Unlikely Christmas Carol: Patti Smith’s Kings

While it’s easy to forget this side of New Year’s, we are still actually in the season of Christmas. Knowing that the marvel and wonder and mystery of the Incarnation can’t be comprehended too quickly, the Church established twelve days of Christmas that stretch from the Feast of the Incarnation, on December 25, to the day before the Epiphany of our Lord, on January 6.

So on this the 9th day of Christmas, and anticipating the Epiphany celebration that falls this Sunday, I thought I would highlight one more Unlike Christmas Carol. This one also comes from A Very Special Christmas 3: Patti Smith’s version of “We Three Kings.”

Written in 1857 by Episcopalian rector John Henry Hopkins, Jr., likely as part of a Christmas pageant he ran at General Theological Seminary in New York, “We Three Kings of Orient Are” chronicles the journey of the magi to bring their gifts to the newborn King as narrated in Matthew 2. What I like so much about Smith version is that she includes the stories around it, reading portions of Matthew’s account describing the journey of the Magi but also extending it to include the story of the “Slaughter of the Innocents.” This darker, sobering rendition of the song does justice, I think, to the larger context in which Matthew tells his story. (In fact, I’ve invited preachers this week to contemplate sharing Matthew “adults-only” version of the nativity as it provides a measure of realism and hope that is particularly important after events like those in Newtown, Ct.)

Which is what, I think, the gospel should do. It is both joyful and realistic, indeed all the more joyful because of it’s refusal to look away from the difficult parts of our lives.

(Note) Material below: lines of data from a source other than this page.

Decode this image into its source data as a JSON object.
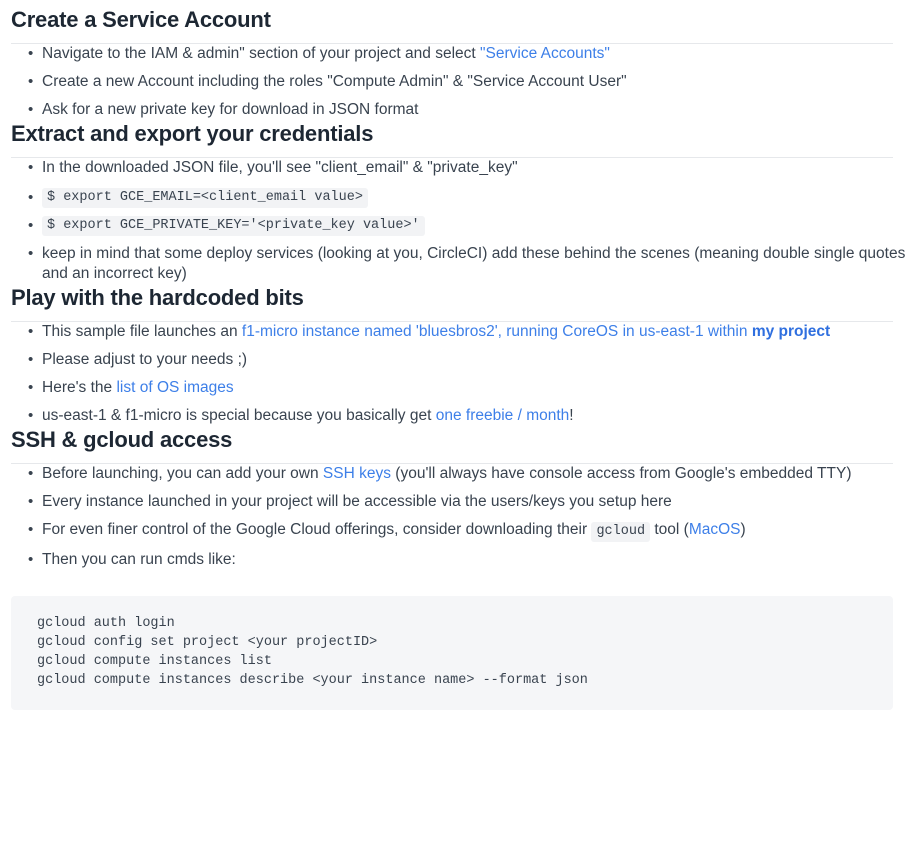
{
  "colors": {
    "body_text": "#39434f",
    "heading_text": "#1d2733",
    "link": "#3d7fe8",
    "link_bold": "#2f6fdf",
    "rule": "#e6e8eb",
    "inline_code_bg": "#f2f3f5",
    "code_block_bg": "#f5f6f8",
    "page_bg": "#ffffff"
  },
  "sections": [
    {
      "heading": "Create a Service Account",
      "bullets": [
        {
          "parts": [
            {
              "type": "text",
              "text": "Navigate to the IAM & admin\" section of your project and select "
            },
            {
              "type": "link",
              "text": "\"Service Accounts\""
            }
          ]
        },
        {
          "parts": [
            {
              "type": "text",
              "text": "Create a new Account including the roles \"Compute Admin\" & \"Service Account User\""
            }
          ]
        },
        {
          "parts": [
            {
              "type": "text",
              "text": "Ask for a new private key for download in JSON format"
            }
          ]
        }
      ]
    },
    {
      "heading": "Extract and export your credentials",
      "bullets": [
        {
          "parts": [
            {
              "type": "text",
              "text": "In the downloaded JSON file, you'll see \"client_email\" & \"private_key\""
            }
          ]
        },
        {
          "code_only": true,
          "parts": [
            {
              "type": "code",
              "text": "$ export GCE_EMAIL=<client_email value>"
            }
          ]
        },
        {
          "code_only": true,
          "parts": [
            {
              "type": "code",
              "text": "$ export GCE_PRIVATE_KEY='<private_key value>'"
            }
          ]
        },
        {
          "parts": [
            {
              "type": "text",
              "text": "keep in mind that some deploy services (looking at you, CircleCI) add these behind the scenes (meaning double single quotes and an incorrect key)"
            }
          ]
        }
      ]
    },
    {
      "heading": "Play with the hardcoded bits",
      "bullets": [
        {
          "parts": [
            {
              "type": "text",
              "text": "This sample file launches an "
            },
            {
              "type": "link",
              "text": "f1-micro instance named 'bluesbros2', running CoreOS in us-east-1 within "
            },
            {
              "type": "link-bold",
              "text": "my project"
            }
          ]
        },
        {
          "parts": [
            {
              "type": "text",
              "text": "Please adjust to your needs ;)"
            }
          ]
        },
        {
          "parts": [
            {
              "type": "text",
              "text": "Here's the "
            },
            {
              "type": "link",
              "text": "list of OS images"
            }
          ]
        },
        {
          "parts": [
            {
              "type": "text",
              "text": "us-east-1 & f1-micro is special because you basically get "
            },
            {
              "type": "link",
              "text": "one freebie / month"
            },
            {
              "type": "text",
              "text": "!"
            }
          ]
        }
      ]
    },
    {
      "heading": "SSH & gcloud access",
      "bullets": [
        {
          "parts": [
            {
              "type": "text",
              "text": "Before launching, you can add your own "
            },
            {
              "type": "link",
              "text": "SSH keys"
            },
            {
              "type": "text",
              "text": " (you'll always have console access from Google's embedded TTY)"
            }
          ]
        },
        {
          "parts": [
            {
              "type": "text",
              "text": "Every instance launched in your project will be accessible via the users/keys you setup here"
            }
          ]
        },
        {
          "parts": [
            {
              "type": "text",
              "text": "For even finer control of the Google Cloud offerings, consider downloading their "
            },
            {
              "type": "code",
              "text": "gcloud"
            },
            {
              "type": "text",
              "text": " tool ("
            },
            {
              "type": "link",
              "text": "MacOS"
            },
            {
              "type": "text",
              "text": ")"
            }
          ]
        },
        {
          "parts": [
            {
              "type": "text",
              "text": "Then you can run cmds like:"
            }
          ]
        }
      ],
      "code_block": "gcloud auth login\ngcloud config set project <your projectID>\ngcloud compute instances list\ngcloud compute instances describe <your instance name> --format json"
    }
  ]
}
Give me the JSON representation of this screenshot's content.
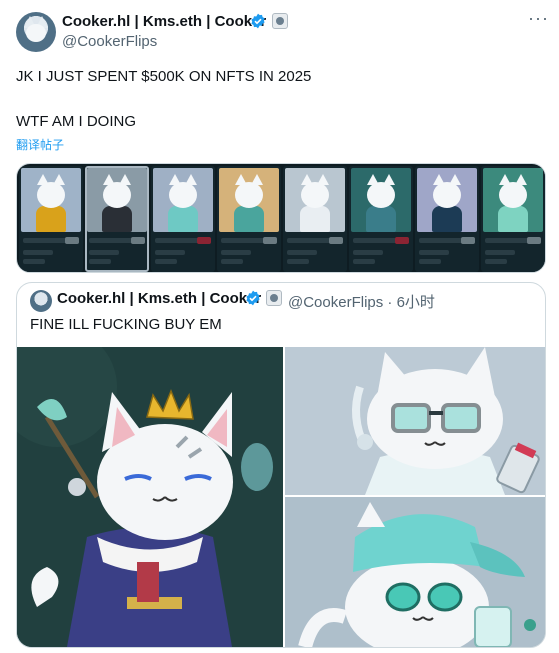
{
  "author": {
    "display_name": "Cooker.hl | Kms.eth | Cooker",
    "handle": "@CookerFlips",
    "verified_icon": "verified-badge-icon",
    "affiliate_icon": "affiliate-badge-icon"
  },
  "tweet": {
    "line1": "JK I JUST SPENT $500K ON NFTS IN 2025",
    "line2": "WTF AM I DOING",
    "translate_label": "翻译帖子",
    "more_icon": "more-options-icon"
  },
  "nft_strip": {
    "card_count": 8,
    "cards": [
      {
        "art_color": "#9fb3c8",
        "body_color": "#d9a21b"
      },
      {
        "art_color": "#8a9ba6",
        "body_color": "#2a2f36"
      },
      {
        "art_color": "#9fb0c5",
        "body_color": "#6ec9c4"
      },
      {
        "art_color": "#d5b27a",
        "body_color": "#4aa59d"
      },
      {
        "art_color": "#b9c6d0",
        "body_color": "#e9eef2"
      },
      {
        "art_color": "#2c6a6a",
        "body_color": "#3a7d8a"
      },
      {
        "art_color": "#9fa6c8",
        "body_color": "#1c3b55"
      },
      {
        "art_color": "#3c8a7d",
        "body_color": "#7ed3c1"
      }
    ]
  },
  "quote": {
    "display_name": "Cooker.hl | Kms.eth | Cooker",
    "handle_time": "@CookerFlips · 6小时",
    "text": "FINE ILL FUCKING BUY EM"
  },
  "colors": {
    "link": "#1d9bf0",
    "verified": "#1d9bf0",
    "secondary_text": "#536471",
    "border": "#cfd9de"
  }
}
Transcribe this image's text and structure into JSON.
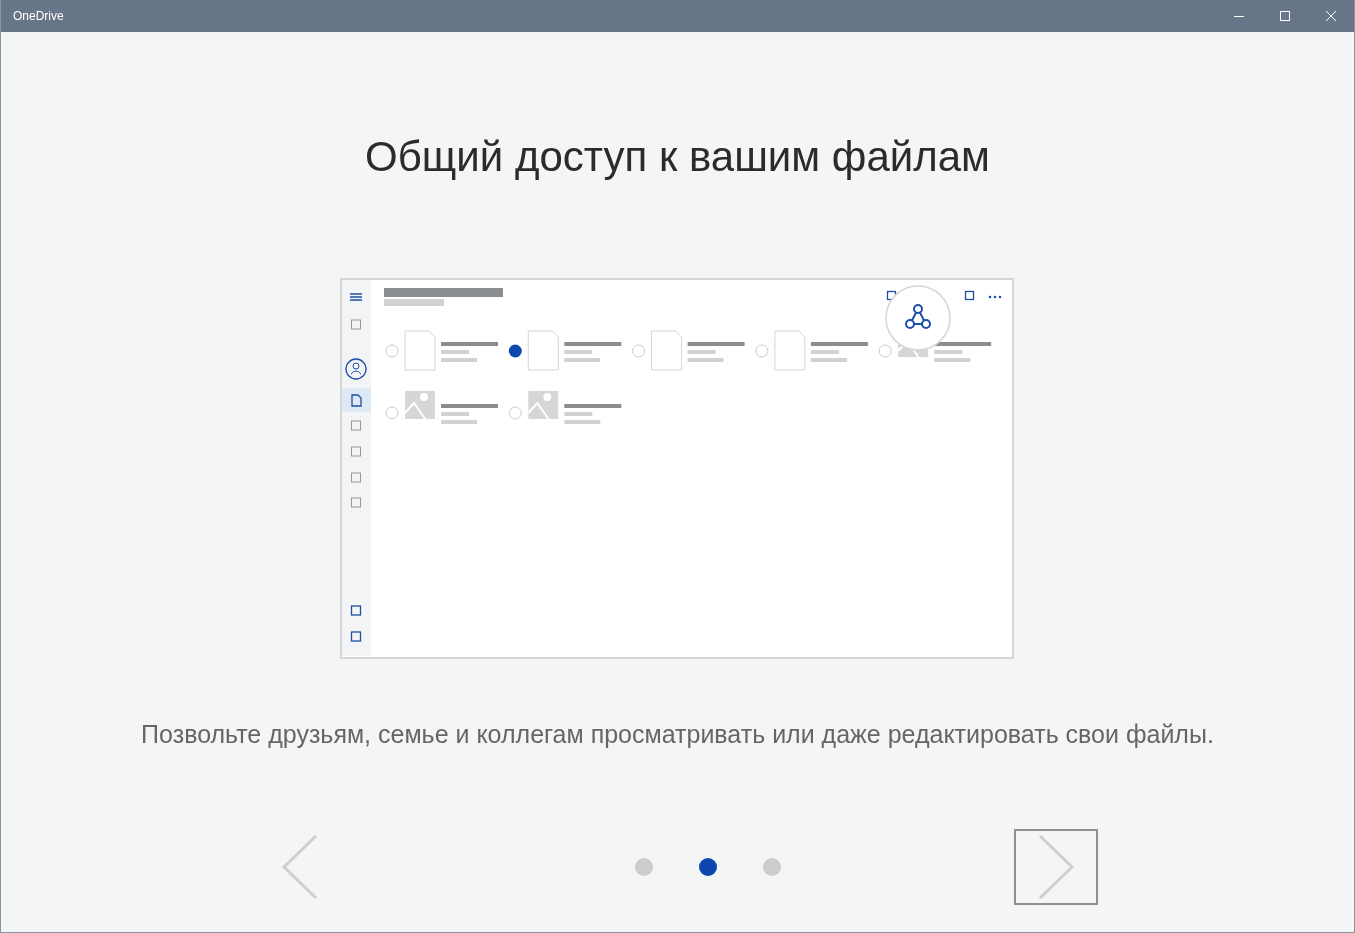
{
  "window": {
    "title": "OneDrive"
  },
  "heading": "Общий доступ к вашим файлам",
  "description": "Позвольте друзьям, семье и коллегам просматривать или даже редактировать свои файлы.",
  "pager": [
    {
      "selected": false
    },
    {
      "selected": true
    },
    {
      "selected": false
    }
  ]
}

So also the Christmas story – it is a delight to share with our children, yet also speaks to our more adults concerns and fears. So I hope that as you listen to Patti Smith’s honest interpretation of John Henry Hopkins’ beautiful hymn, you also will be refreshed in your sense of the unfailing hope and help of the gospel to address the most pressing needs of our life.

Blessed Christmas and Epiphany!

Notes: 1) If you are receiving this post by email, you may need to click here to watch the video.
2) For more on how the story of the kings and Herod’s slaughter of the innocents relates to the events in Newtown, you can see a recent piece I wrote for the Huffington Post.
3) Post image: “The Magi,” by Henry Siddons Mow, 1915.